My little (but much taller) brother and Chris are forever reminding me that "a lot can change in a day and a month can make a huge difference"; I have heard this phrase so often that it has become somewhat of a mantra for my life. Every time my endo gets me down, when I feel like I haven't had a break from the pain, when the endo has kept me prisoner in my bed, when I have to let go of my goals, Chris and Cormac are always there saying "I know it seems bad today, but tomorrow is a new day and a month can make a huge difference."
Thankfully to date they have always been correct.
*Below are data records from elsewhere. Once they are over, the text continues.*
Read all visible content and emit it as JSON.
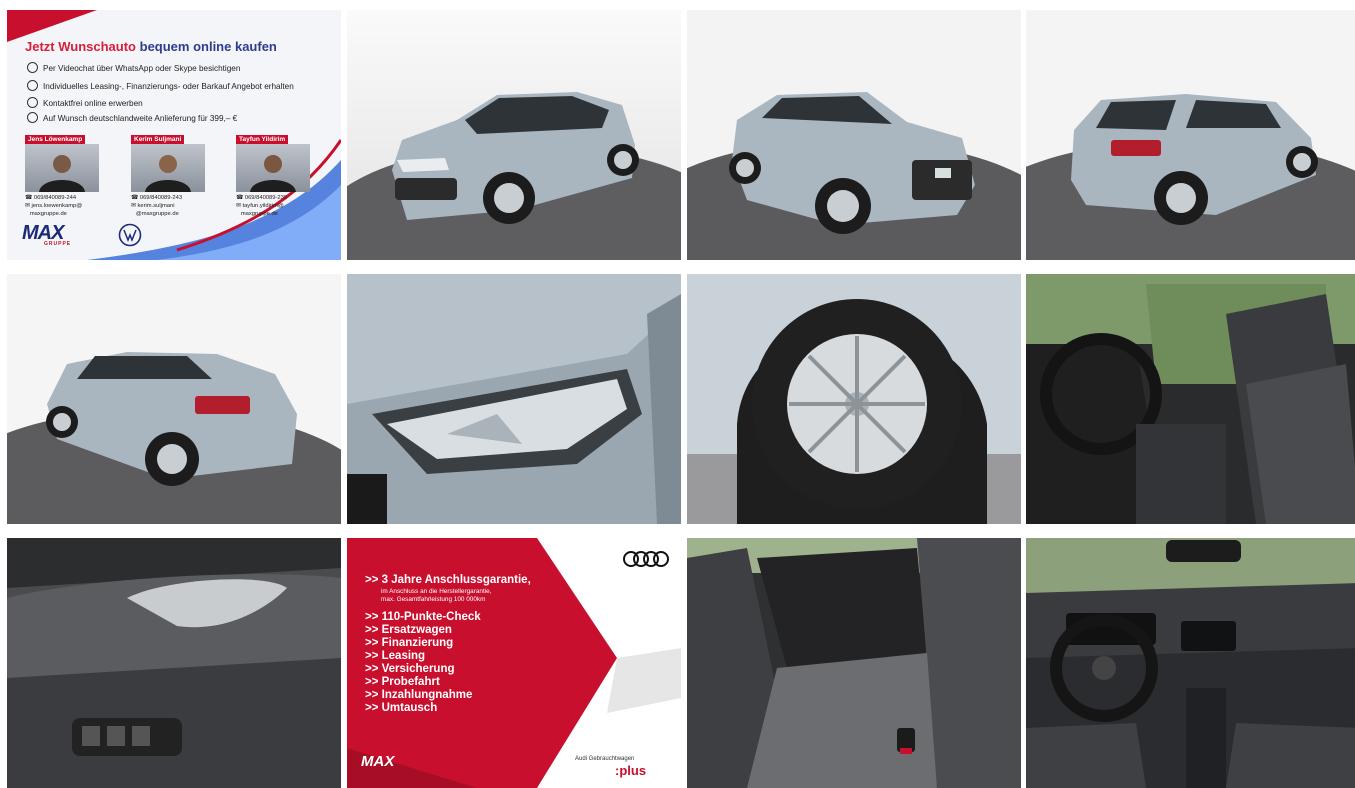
{
  "promo1": {
    "headline_red": "Jetzt Wunschauto",
    "headline_blue": "bequem online kaufen",
    "bullets": [
      "Per Videochat über WhatsApp oder Skype besichtigen",
      "Individuelles Leasing-, Finanzierungs- oder Barkauf Angebot erhalten",
      "Kontaktfrei online erwerben",
      "Auf Wunsch deutschlandweite Anlieferung für 399,– €"
    ],
    "contacts": [
      {
        "name": "Jens Löwenkamp",
        "phone": "069/840089-244",
        "email1": "jens.loewenkamp@",
        "email2": "maxgruppe.de"
      },
      {
        "name": "Kerim Suljmani",
        "phone": "069/840089-243",
        "email1": "kerim.suljmani",
        "email2": "@maxgruppe.de"
      },
      {
        "name": "Tayfun Yildirim",
        "phone": "069/840089-239",
        "email1": "tayfun.yildirim@",
        "email2": "maxgruppe.de"
      }
    ],
    "logo": "MAX",
    "logo_sub": "GRUPPE"
  },
  "promo2": {
    "headline": ">> 3 Jahre Anschlussgarantie,",
    "sub1": "im Anschluss an die Herstellergarantie,",
    "sub2": "max. Gesamtfahrleistung 100 000km",
    "items": [
      ">> 110-Punkte-Check",
      ">> Ersatzwagen",
      ">> Finanzierung",
      ">> Leasing",
      ">> Versicherung",
      ">> Probefahrt",
      ">> Inzahlungnahme",
      ">> Umtausch"
    ],
    "brand_small": "Audi Gebrauchtwagen",
    "brand_plus": ":plus",
    "logo": "MAX"
  },
  "colors": {
    "audi_red": "#c8102e",
    "car_paint": "#a9b5bf",
    "floor": "#5e5e60",
    "max_blue": "#1b2a7a"
  }
}
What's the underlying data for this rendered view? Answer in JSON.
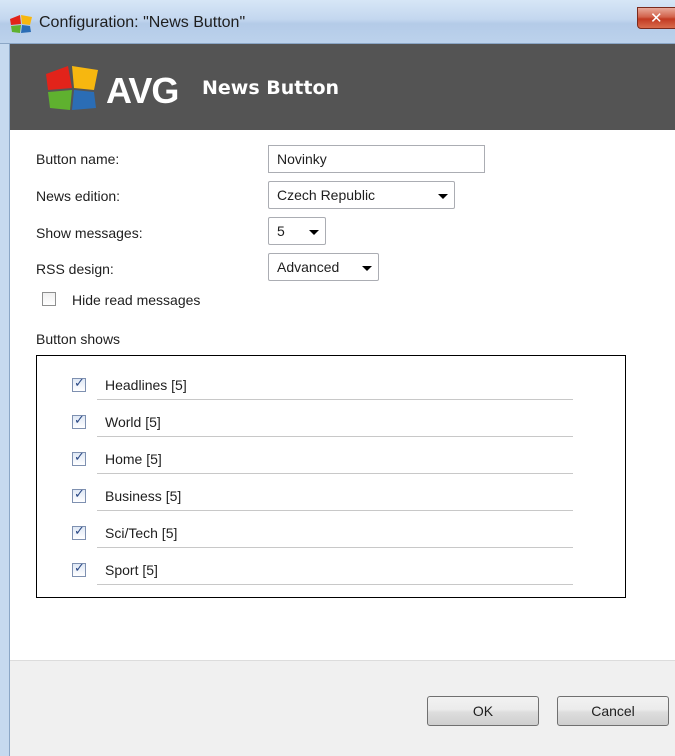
{
  "window": {
    "title": "Configuration: \"News Button\""
  },
  "header": {
    "brand": "AVG",
    "title": "News Button"
  },
  "form": {
    "button_name_label": "Button name:",
    "button_name_value": "Novinky",
    "news_edition_label": "News edition:",
    "news_edition_value": "Czech Republic",
    "show_messages_label": "Show messages:",
    "show_messages_value": "5",
    "rss_design_label": "RSS design:",
    "rss_design_value": "Advanced",
    "hide_read_label": "Hide read messages",
    "hide_read_checked": false
  },
  "button_shows": {
    "label": "Button shows",
    "items": [
      {
        "label": "Headlines [5]",
        "checked": true
      },
      {
        "label": "World [5]",
        "checked": true
      },
      {
        "label": "Home [5]",
        "checked": true
      },
      {
        "label": "Business [5]",
        "checked": true
      },
      {
        "label": "Sci/Tech [5]",
        "checked": true
      },
      {
        "label": "Sport [5]",
        "checked": true
      }
    ]
  },
  "footer": {
    "ok_label": "OK",
    "cancel_label": "Cancel"
  },
  "colors": {
    "header_bg": "#545454",
    "logo_red": "#e2231a",
    "logo_yellow": "#f7b70f",
    "logo_green": "#5fb12f",
    "logo_blue": "#2b6db5"
  }
}
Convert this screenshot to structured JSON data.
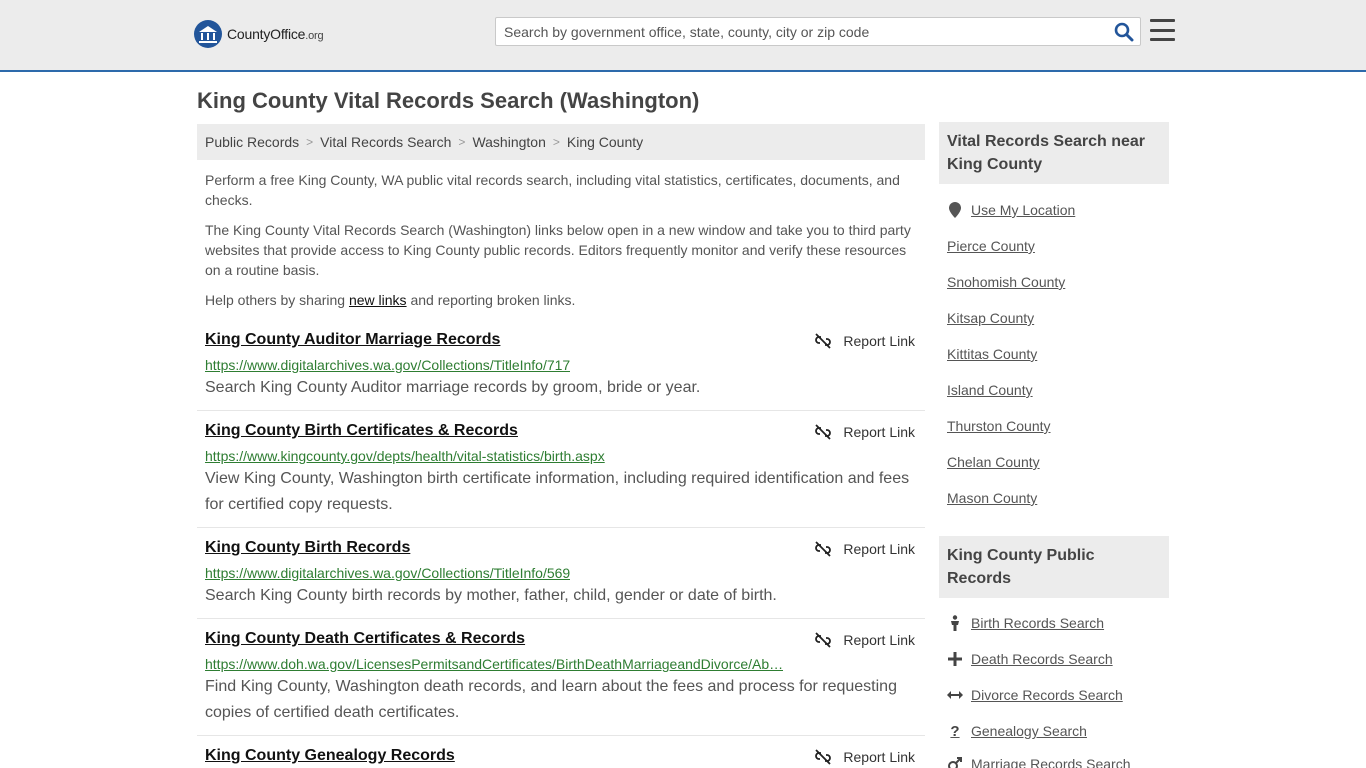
{
  "header": {
    "logo_name": "CountyOffice",
    "logo_suffix": ".org",
    "search_placeholder": "Search by government office, state, county, city or zip code",
    "accent_color": "#2d6aab"
  },
  "page_title": "King County Vital Records Search (Washington)",
  "breadcrumb": [
    "Public Records",
    "Vital Records Search",
    "Washington",
    "King County"
  ],
  "intro": {
    "p1": "Perform a free King County, WA public vital records search, including vital statistics, certificates, documents, and checks.",
    "p2": "The King County Vital Records Search (Washington) links below open in a new window and take you to third party websites that provide access to King County public records. Editors frequently monitor and verify these resources on a routine basis.",
    "p3_before": "Help others by sharing ",
    "p3_link": "new links",
    "p3_after": " and reporting broken links."
  },
  "report_label": "Report Link",
  "results": [
    {
      "title": "King County Auditor Marriage Records",
      "url": "https://www.digitalarchives.wa.gov/Collections/TitleInfo/717",
      "desc": "Search King County Auditor marriage records by groom, bride or year."
    },
    {
      "title": "King County Birth Certificates & Records",
      "url": "https://www.kingcounty.gov/depts/health/vital-statistics/birth.aspx",
      "desc": "View King County, Washington birth certificate information, including required identification and fees for certified copy requests."
    },
    {
      "title": "King County Birth Records",
      "url": "https://www.digitalarchives.wa.gov/Collections/TitleInfo/569",
      "desc": "Search King County birth records by mother, father, child, gender or date of birth."
    },
    {
      "title": "King County Death Certificates & Records",
      "url": "https://www.doh.wa.gov/LicensesPermitsandCertificates/BirthDeathMarriageandDivorce/Ab…",
      "desc": "Find King County, Washington death records, and learn about the fees and process for requesting copies of certified death certificates."
    },
    {
      "title": "King County Genealogy Records",
      "url": "",
      "desc": ""
    }
  ],
  "sidebar": {
    "nearby_heading": "Vital Records Search near King County",
    "use_location": "Use My Location",
    "nearby": [
      "Pierce County",
      "Snohomish County",
      "Kitsap County",
      "Kittitas County",
      "Island County",
      "Thurston County",
      "Chelan County",
      "Mason County"
    ],
    "public_heading": "King County Public Records",
    "public_links": [
      {
        "label": "Birth Records Search",
        "icon": "person-icon"
      },
      {
        "label": "Death Records Search",
        "icon": "cross-icon"
      },
      {
        "label": "Divorce Records Search",
        "icon": "split-arrows-icon"
      },
      {
        "label": "Genealogy Search",
        "icon": "question-icon"
      },
      {
        "label": "Marriage Records Search",
        "icon": "gender-icon"
      }
    ]
  }
}
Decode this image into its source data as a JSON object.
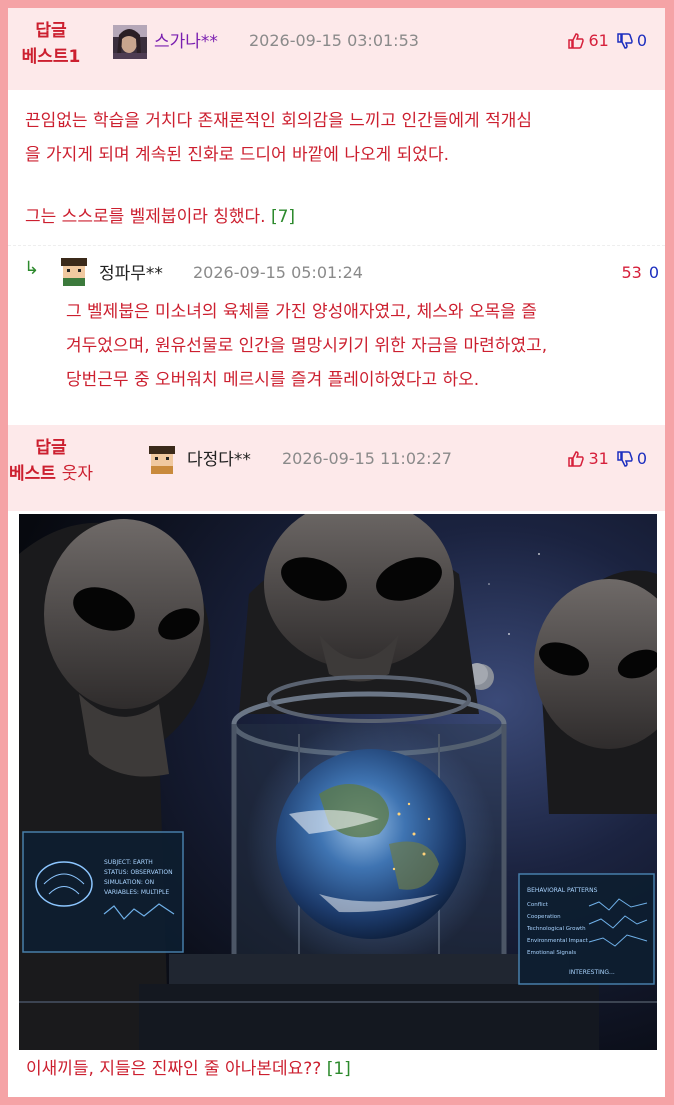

In November '14 my brother made me promise that when I felt up to it we would go on a city break, 25 year old bed bound me never thought that day would come...but in August '15, as we sat on the plane waiting to take off to Berlin, Cormac took great pleasure leaning over to tell me "I told you so, remember last year when you thought life would never get better, well a lot can change in a day and a month can make a huge difference."
This has been a turbulent week for me and Frank. I have had a lot of pain, coupled with a nasty period, I have felt particularly beaten and broken. On Wednesday evening I found myself reaching for my last morphine tablet in a desperate bid to rid myself of the pain and avoid a night in A&E. Thankfully the combination of pain relief and my heat pad calmed Frank and my pelvis, easing the physical pain, but mentally I was still struggling.
I have noticed lately that the pain has a domino effect on my thought process (yes this realisation seems commonsensical, I had noticed a correlation between physical and mental pain, but this week I began to recognise each domino as it fell and what feeling was next in the pattern).
When the bad pain kicks in, now I'm not talking about the 'normal' dull ache but the sharp, breathtaking, crippling pain; when the bad pain kicks in and I have to take my strong meds I begin to panic and think this is it, this is my life, I am never out of pain. I genuinely believe I am always sick, I never leave the house, I am always in bed, I am a fun sponge, l worried that Chris will grow tired of my boring ways, I don't see the light at the end of the tunnel. I had plans on Thursday with a friend I haven't seen in a while that I had to cancel, I hated letting my friend down (again) and I resented my body being consumed by the endo beast and pandering to Frank's (my right ovary) tantrums. I felt like I didn't control my life, the endo did - I am a bystander, a spectator to my own life. On Thursday morning (needless to say) I was feeling very bluesy in the car on the drive to work. I explained my feelings to Chris and ranted about how little control I had over my own life and how I never do anything anymore. Chris simply looked over, smiled and reiterated "a lot can change in a day and a month can make a huge difference." I absorbed the words like it was the first time I had heard them and smiled knowing he was right.
Over the last year, in 12 simple months my life has taken so many twists and turns, I have encountered happy times, sad times, painful days, pain free days, hospital visits and holidays. I have had days, weeks and even the odd month of being restricted to bed, I have cried in frustration, I have cancelled and rescheduled countless plans, I have consumed more prescription medication than any 26 year old liver should ever have to deal with, I have broken promises that I'd be there, I have been carried physically and emotionally by my friends and family, I have spend a ridiculous number of hours fighting, pleading and thanking doctors, nurses and receptionist....But....I have also loved and been loved, I have laughed, I have danced, I made the plans I had rescheduled, I have been to Germany, I have spend weekends in Donegal, I left a job that didn't make me happy, I applied for, interviewed and got a new job, I have went on weekend walks, I have enjoyed lazy weekends when I choose to lay in bed, I have seen more of my friends and family than I ever thought possible. I have lived my life how I wanted to, I have called the shots and I have chosen the terms.
Life with endometriosis is a constant journey; sometimes you're ahead, sometimes the mountains are easy to climb, sometimes you come to a cross road and you get to choose the path you take, sometimes the views and stops are beautiful and take your breath away, sometimes the people you meet along the way make your journey more fulfilling, enjoyable and worthwhile. But sometimes the mountains seem too tall, sometimes the terrain seems too rough, sometimes the path is twisted long and scary, sometimes there is no alternative route, sometimes the forest is dark and dense and you can't see through the shadows, sometimes the people you meet seem to only want to trip you up, they want you to fail and they intentionally obstruct your path. When times on your journey through a life with endometriosis are tough, just keep walking, keep putting one foot in front of the other, keep pushing on because a lot can change in a day and a month can make a huge difference.